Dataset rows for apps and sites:

○ ○ ○

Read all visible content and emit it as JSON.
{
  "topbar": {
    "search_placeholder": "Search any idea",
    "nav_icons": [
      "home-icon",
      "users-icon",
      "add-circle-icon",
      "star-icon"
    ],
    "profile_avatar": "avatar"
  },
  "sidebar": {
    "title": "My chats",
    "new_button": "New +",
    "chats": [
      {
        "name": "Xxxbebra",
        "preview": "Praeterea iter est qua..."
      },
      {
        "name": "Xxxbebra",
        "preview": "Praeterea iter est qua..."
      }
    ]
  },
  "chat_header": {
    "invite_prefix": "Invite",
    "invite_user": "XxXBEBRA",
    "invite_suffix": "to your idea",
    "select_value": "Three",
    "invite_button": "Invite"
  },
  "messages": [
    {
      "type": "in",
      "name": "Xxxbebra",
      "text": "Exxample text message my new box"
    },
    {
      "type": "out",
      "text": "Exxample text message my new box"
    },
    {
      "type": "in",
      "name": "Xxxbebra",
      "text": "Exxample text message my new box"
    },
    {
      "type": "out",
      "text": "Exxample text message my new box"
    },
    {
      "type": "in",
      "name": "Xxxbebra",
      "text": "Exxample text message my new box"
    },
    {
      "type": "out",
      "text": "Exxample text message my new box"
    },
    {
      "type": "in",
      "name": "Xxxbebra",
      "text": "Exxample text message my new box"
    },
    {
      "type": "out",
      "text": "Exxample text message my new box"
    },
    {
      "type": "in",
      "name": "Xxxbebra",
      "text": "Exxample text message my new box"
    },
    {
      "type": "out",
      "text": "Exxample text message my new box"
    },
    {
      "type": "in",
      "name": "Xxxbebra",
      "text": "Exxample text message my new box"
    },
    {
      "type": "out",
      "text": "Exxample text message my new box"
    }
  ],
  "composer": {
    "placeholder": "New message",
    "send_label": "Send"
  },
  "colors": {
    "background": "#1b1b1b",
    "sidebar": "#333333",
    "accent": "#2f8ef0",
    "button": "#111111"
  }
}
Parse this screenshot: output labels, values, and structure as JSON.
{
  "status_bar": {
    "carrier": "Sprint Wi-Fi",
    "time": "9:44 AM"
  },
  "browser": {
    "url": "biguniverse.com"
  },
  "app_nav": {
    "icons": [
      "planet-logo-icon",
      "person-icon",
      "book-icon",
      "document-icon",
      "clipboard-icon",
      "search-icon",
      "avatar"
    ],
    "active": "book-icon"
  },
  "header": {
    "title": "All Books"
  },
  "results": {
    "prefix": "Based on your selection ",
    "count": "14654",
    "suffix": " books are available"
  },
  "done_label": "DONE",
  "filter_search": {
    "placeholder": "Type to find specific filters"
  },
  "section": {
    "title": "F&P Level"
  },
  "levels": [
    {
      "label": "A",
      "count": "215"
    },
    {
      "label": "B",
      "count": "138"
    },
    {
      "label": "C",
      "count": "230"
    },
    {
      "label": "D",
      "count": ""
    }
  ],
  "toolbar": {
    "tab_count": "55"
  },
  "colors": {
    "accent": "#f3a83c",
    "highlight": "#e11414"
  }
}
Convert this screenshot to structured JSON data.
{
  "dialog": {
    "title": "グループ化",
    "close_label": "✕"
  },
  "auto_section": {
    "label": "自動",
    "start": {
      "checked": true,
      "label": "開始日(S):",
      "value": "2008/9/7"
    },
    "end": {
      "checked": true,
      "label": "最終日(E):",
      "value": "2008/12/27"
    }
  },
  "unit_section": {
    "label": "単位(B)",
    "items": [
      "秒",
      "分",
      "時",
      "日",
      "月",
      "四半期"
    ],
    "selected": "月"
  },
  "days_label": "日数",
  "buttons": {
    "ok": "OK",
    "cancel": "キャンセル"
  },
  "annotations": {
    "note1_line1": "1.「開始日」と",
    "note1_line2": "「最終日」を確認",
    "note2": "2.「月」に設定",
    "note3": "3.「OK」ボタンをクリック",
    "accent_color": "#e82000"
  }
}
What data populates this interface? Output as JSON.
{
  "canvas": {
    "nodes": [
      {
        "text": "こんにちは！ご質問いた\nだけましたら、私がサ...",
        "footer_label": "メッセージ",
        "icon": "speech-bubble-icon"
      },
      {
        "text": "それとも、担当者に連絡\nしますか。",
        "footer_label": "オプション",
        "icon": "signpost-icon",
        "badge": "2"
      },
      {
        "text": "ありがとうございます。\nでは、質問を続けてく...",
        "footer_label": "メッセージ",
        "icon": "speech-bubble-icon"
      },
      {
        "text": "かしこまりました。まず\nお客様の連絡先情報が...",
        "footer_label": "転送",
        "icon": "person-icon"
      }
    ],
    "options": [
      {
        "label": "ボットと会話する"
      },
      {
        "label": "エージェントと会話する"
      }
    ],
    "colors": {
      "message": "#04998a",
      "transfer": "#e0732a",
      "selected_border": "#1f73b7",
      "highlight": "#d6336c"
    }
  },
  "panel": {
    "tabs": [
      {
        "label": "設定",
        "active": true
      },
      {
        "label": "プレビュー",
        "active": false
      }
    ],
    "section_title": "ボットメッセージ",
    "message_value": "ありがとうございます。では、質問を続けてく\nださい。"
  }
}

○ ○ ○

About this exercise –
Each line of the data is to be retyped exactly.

Response –
Read all visible content and emit it as JSON.
{
  "topbar": {
    "search_placeholder": "Search any idea",
    "nav_icons": [
      "home-icon",
      "users-icon",
      "add-circle-icon",
      "star-icon"
    ],
    "profile_avatar": "avatar"
  },
  "sidebar": {
    "title": "My chats",
    "new_button": "New +",
    "chats": [
      {
        "name": "Xxxbebra",
        "preview": "Praeterea iter est qua..."
      },
      {
        "name": "Xxxbebra",
        "preview": "Praeterea iter est qua..."
      }
    ]
  },
  "chat_header": {
    "invite_prefix": "Invite",
    "invite_user": "XxXBEBRA",
    "invite_suffix": "to your idea",
    "select_value": "Three",
    "invite_button": "Invite"
  },
  "messages": [
    {
      "type": "in",
      "name": "Xxxbebra",
      "text": "Exxample text message my new box"
    },
    {
      "type": "out",
      "text": "Exxample text message my new box"
    },
    {
      "type": "in",
      "name": "Xxxbebra",
      "text": "Exxample text message my new box"
    },
    {
      "type": "out",
      "text": "Exxample text message my new box"
    },
    {
      "type": "in",
      "name": "Xxxbebra",
      "text": "Exxample text message my new box"
    },
    {
      "type": "out",
      "text": "Exxample text message my new box"
    },
    {
      "type": "in",
      "name": "Xxxbebra",
      "text": "Exxample text message my new box"
    },
    {
      "type": "out",
      "text": "Exxample text message my new box"
    },
    {
      "type": "in",
      "name": "Xxxbebra",
      "text": "Exxample text message my new box"
    },
    {
      "type": "out",
      "text": "Exxample text message my new box"
    },
    {
      "type": "in",
      "name": "Xxxbebra",
      "text": "Exxample text message my new box"
    },
    {
      "type": "out",
      "text": "Exxample text message my new box"
    }
  ],
  "composer": {
    "placeholder": "New message",
    "send_label": "Send"
  },
  "colors": {
    "background": "#1b1b1b",
    "sidebar": "#333333",
    "accent": "#2f8ef0",
    "button": "#111111"
  }
}
Parse this screenshot: output labels, values, and structure as JSON.
{
  "status_bar": {
    "carrier": "Sprint Wi-Fi",
    "time": "9:44 AM"
  },
  "browser": {
    "url": "biguniverse.com"
  },
  "app_nav": {
    "icons": [
      "planet-logo-icon",
      "person-icon",
      "book-icon",
      "document-icon",
      "clipboard-icon",
      "search-icon",
      "avatar"
    ],
    "active": "book-icon"
  },
  "header": {
    "title": "All Books"
  },
  "results": {
    "prefix": "Based on your selection ",
    "count": "14654",
    "suffix": " books are available"
  },
  "done_label": "DONE",
  "filter_search": {
    "placeholder": "Type to find specific filters"
  },
  "section": {
    "title": "F&P Level"
  },
  "levels": [
    {
      "label": "A",
      "count": "215"
    },
    {
      "label": "B",
      "count": "138"
    },
    {
      "label": "C",
      "count": "230"
    },
    {
      "label": "D",
      "count": ""
    }
  ],
  "toolbar": {
    "tab_count": "55"
  },
  "colors": {
    "accent": "#f3a83c",
    "highlight": "#e11414"
  }
}
Convert this screenshot to structured JSON data.
{
  "dialog": {
    "title": "グループ化",
    "close_label": "✕"
  },
  "auto_section": {
    "label": "自動",
    "start": {
      "checked": true,
      "label": "開始日(S):",
      "value": "2008/9/7"
    },
    "end": {
      "checked": true,
      "label": "最終日(E):",
      "value": "2008/12/27"
    }
  },
  "unit_section": {
    "label": "単位(B)",
    "items": [
      "秒",
      "分",
      "時",
      "日",
      "月",
      "四半期"
    ],
    "selected": "月"
  },
  "days_label": "日数",
  "buttons": {
    "ok": "OK",
    "cancel": "キャンセル"
  },
  "annotations": {
    "note1_line1": "1.「開始日」と",
    "note1_line2": "「最終日」を確認",
    "note2": "2.「月」に設定",
    "note3": "3.「OK」ボタンをクリック",
    "accent_color": "#e82000"
  }
}
What data populates this interface? Output as JSON.
{
  "canvas": {
    "nodes": [
      {
        "text": "こんにちは！ご質問いた\nだけましたら、私がサ...",
        "footer_label": "メッセージ",
        "icon": "speech-bubble-icon"
      },
      {
        "text": "それとも、担当者に連絡\nしますか。",
        "footer_label": "オプション",
        "icon": "signpost-icon",
        "badge": "2"
      },
      {
        "text": "ありがとうございます。\nでは、質問を続けてく...",
        "footer_label": "メッセージ",
        "icon": "speech-bubble-icon"
      },
      {
        "text": "かしこまりました。まず\nお客様の連絡先情報が...",
        "footer_label": "転送",
        "icon": "person-icon"
      }
    ],
    "options": [
      {
        "label": "ボットと会話する"
      },
      {
        "label": "エージェントと会話する"
      }
    ],
    "colors": {
      "message": "#04998a",
      "transfer": "#e0732a",
      "selected_border": "#1f73b7",
      "highlight": "#d6336c"
    }
  },
  "panel": {
    "tabs": [
      {
        "label": "設定",
        "active": true
      },
      {
        "label": "プレビュー",
        "active": false
      }
    ],
    "section_title": "ボットメッセージ",
    "message_value": "ありがとうございます。では、質問を続けてく\nださい。"
  }
}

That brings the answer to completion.